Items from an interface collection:

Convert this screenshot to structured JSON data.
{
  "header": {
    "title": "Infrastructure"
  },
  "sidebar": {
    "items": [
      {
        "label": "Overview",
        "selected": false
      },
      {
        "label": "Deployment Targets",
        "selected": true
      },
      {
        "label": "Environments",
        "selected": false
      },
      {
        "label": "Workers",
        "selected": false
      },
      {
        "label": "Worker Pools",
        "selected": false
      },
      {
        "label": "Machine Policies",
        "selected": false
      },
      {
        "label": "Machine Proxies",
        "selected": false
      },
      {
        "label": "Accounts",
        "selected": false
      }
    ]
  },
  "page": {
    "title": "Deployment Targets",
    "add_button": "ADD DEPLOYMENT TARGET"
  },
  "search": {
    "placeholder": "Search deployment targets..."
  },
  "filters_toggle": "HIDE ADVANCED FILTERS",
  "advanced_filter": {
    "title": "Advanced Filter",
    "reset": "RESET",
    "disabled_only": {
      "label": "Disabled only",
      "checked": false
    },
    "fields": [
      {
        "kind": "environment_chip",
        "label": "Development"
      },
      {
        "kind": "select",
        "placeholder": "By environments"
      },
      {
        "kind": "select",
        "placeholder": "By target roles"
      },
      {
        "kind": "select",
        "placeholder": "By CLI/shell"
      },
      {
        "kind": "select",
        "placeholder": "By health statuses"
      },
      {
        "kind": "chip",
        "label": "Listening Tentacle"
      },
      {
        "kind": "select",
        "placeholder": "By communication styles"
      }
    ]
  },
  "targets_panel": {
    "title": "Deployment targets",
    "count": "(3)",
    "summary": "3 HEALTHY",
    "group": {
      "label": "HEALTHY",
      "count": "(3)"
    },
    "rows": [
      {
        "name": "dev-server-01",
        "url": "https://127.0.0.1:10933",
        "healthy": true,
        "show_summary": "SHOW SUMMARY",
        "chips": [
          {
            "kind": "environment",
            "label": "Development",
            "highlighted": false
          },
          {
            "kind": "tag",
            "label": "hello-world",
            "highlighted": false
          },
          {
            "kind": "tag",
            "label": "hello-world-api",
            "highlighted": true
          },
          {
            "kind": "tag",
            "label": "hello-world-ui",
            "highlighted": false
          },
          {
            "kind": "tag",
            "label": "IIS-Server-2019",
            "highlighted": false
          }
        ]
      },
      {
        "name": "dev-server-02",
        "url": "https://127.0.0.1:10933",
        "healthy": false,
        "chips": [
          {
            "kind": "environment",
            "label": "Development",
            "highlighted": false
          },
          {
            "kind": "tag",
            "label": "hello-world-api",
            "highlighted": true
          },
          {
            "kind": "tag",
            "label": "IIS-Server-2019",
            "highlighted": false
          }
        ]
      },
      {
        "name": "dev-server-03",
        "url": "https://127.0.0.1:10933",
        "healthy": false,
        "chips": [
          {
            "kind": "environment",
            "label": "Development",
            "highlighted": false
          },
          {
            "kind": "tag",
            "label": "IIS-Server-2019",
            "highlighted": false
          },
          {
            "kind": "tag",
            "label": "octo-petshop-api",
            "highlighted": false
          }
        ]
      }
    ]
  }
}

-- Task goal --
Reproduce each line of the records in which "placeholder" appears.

-- Expected answer --
    "placeholder": "Search deployment targets..."
        "placeholder": "By environments"
        "placeholder": "By target roles"
        "placeholder": "By CLI/shell"
        "placeholder": "By health statuses"
        "placeholder": "By communication styles"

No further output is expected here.